To this end, in April 2012, the Risk Committee (chaired by the CEO and composed of Eni’s top management) and the Integrated Risk Management unit (reporting directly to the CEO) were formed. At the meeting of December 13, 2012, the CEO reported to the Board of Directors on the results of the integrated risk assessment cycle performed to identify and measure the primary business risks. In addition, after consulting with the Control and Risk Committee, the Board approved the “Integrated Risk Management Principles”, charging the CEO, as the director responsible for the internal control and risk management system, with the job of implementing the principles through specific internal rules, which were issued on December 18, 2012.
The project to rationalise the control and risk management system also led to the adoption, in March 2013, of a unified integrated risk management manual setting out the duties, the responsibilities and the procedures for coordinating the actions of the main actors involved.
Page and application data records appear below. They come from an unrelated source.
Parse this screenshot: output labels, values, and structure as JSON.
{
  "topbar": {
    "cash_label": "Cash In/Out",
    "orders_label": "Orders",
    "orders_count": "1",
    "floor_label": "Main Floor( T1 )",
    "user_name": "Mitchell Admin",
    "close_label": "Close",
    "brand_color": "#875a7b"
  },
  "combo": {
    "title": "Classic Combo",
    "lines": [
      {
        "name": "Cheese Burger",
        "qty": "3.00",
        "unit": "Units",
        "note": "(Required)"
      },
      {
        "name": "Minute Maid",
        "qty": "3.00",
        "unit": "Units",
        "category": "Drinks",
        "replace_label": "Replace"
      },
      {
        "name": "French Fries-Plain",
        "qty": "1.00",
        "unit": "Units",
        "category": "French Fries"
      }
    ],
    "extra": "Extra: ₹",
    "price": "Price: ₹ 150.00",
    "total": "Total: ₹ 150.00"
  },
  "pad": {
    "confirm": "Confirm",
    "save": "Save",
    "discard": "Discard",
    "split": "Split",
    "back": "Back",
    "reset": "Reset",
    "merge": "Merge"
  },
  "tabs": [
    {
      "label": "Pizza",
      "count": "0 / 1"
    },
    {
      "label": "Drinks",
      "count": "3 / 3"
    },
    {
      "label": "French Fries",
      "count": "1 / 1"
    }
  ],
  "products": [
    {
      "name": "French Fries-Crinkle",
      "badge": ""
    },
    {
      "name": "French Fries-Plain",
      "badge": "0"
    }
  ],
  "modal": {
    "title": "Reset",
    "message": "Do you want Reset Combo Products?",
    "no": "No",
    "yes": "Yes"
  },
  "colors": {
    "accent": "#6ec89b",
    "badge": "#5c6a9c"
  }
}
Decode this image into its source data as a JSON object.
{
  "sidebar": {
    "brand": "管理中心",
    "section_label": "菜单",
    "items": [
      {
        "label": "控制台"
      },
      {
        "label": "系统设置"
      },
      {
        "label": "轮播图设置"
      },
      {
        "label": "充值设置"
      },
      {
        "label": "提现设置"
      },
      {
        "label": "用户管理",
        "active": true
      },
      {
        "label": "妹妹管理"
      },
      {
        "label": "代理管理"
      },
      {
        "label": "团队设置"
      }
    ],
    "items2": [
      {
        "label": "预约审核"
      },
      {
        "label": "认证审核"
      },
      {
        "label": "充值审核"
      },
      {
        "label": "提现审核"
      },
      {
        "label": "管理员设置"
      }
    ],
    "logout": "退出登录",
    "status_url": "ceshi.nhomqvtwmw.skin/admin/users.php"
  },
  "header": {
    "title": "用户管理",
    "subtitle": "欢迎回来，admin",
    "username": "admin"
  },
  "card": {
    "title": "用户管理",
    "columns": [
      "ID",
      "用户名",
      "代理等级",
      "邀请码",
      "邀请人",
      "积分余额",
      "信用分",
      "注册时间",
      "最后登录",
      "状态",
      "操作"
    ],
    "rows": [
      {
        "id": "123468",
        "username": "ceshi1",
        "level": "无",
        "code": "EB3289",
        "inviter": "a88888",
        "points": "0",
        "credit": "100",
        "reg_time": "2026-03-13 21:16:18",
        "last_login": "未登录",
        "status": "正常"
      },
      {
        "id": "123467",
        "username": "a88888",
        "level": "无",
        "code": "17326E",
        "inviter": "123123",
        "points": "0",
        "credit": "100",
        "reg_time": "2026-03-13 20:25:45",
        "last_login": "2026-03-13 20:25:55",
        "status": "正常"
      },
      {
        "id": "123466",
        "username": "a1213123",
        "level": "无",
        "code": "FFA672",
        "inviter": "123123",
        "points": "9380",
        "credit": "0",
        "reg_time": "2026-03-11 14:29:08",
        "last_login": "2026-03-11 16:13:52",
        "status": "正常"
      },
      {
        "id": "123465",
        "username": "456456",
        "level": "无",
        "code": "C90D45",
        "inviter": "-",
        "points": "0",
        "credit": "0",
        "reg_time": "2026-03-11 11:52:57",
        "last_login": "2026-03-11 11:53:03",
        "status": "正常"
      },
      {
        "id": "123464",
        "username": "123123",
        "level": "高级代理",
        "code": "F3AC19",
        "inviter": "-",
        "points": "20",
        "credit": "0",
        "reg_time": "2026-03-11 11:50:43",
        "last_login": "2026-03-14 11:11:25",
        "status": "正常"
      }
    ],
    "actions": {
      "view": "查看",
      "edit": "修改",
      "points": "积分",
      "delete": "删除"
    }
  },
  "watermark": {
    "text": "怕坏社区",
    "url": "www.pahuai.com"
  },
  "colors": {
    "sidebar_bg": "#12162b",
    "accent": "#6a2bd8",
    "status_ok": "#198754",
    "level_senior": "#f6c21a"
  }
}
More specifically, the Board has sought to govern the coordination between the system actors in order to maximise its efficiency and reduce duplication, unifying the schedule for reporting to top management, thereby permitting the Board, with the support of the Control and Risk Committee, to assess the system with a complete vision of the situation.
An integral part of the Eni internal control system is the internal control system for financial reporting, the goal of which is to provide reasonable certainty as to the reliability of the financial reporting itself and as to the ability of the financial report preparation process to generate such information in accordance with generally accepted international accounting standards. Eni’s CEO and CFO are responsible for planning, establishing and maintaining the internal control system for financial reporting. The CFO also serves as the officer in charge of preparing financial reports (FRO), who must satisfy specific professional requirements set out in the Eni Bylaws.
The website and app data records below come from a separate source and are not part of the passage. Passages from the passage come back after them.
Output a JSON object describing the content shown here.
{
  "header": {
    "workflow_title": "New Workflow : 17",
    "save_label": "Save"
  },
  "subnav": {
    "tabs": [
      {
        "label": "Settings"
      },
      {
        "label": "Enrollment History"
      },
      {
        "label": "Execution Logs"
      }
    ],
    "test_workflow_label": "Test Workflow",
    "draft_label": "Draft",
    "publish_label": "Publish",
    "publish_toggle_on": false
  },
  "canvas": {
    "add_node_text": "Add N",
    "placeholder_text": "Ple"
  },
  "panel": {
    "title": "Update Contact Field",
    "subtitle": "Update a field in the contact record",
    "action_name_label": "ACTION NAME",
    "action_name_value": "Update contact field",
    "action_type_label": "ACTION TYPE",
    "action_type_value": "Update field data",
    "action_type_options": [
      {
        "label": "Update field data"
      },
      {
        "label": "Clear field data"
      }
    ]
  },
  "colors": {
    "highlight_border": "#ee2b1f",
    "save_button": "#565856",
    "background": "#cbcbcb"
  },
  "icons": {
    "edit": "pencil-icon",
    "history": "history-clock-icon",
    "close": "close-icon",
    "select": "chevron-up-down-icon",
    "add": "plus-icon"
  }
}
The nomination for the position is proposed by the CEO in agreement with the Chairman. The CFO/FRO establishes the administrative and accounting procedures for preparing the periodic accounting documentation and any other financial disclosures, certifies along with the CEO the adequacy and effective application of these procedures, as well as the veracity of accounting documents and their compliance with applicable regulations. The CFO/FRO plays an important role in providing support to the unit responsible for the Company’s Integrated Risk Management process.
Transparency and communication with the public
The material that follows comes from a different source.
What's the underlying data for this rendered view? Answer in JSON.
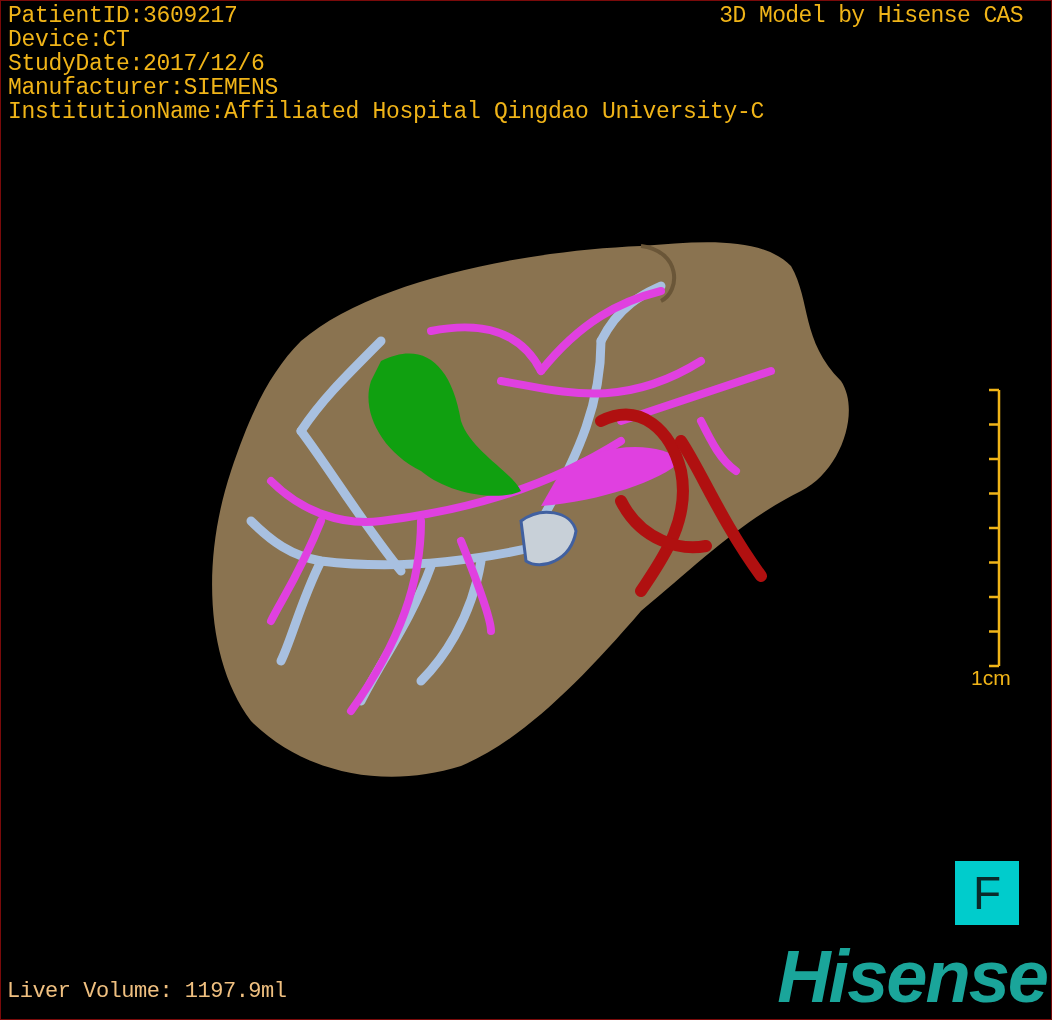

The foregoing reflects, albeit in brief, the most important management and control issues that characterise the governance system and rules. Eni also places great emphasis on open, transparent communication with its shareholders and all other stakeholders, underscoring its continuing commitment to ensuring that each and every shareholder can effectively exercise their rights. Eni is committed to making complete, timely, understandable, freely accessible information available to all. Information is a strategic business asset and as such must be managed so as to ensure that the interests of the Company, its shareholders and the market are protected. To this end, on October 29, 2012, the Eni Board of Directors, acting on the proposal of the CEO after consultation with the Control and Risk Committee, approved the new Market Abuse procedure, establishing the principles for the proper internal management and disclosure of corporate information, consolidating in one set of rules the three previous regulations on market abuse in order to rationalise Company rules for preventing market abuse and make them more effective.
Top of page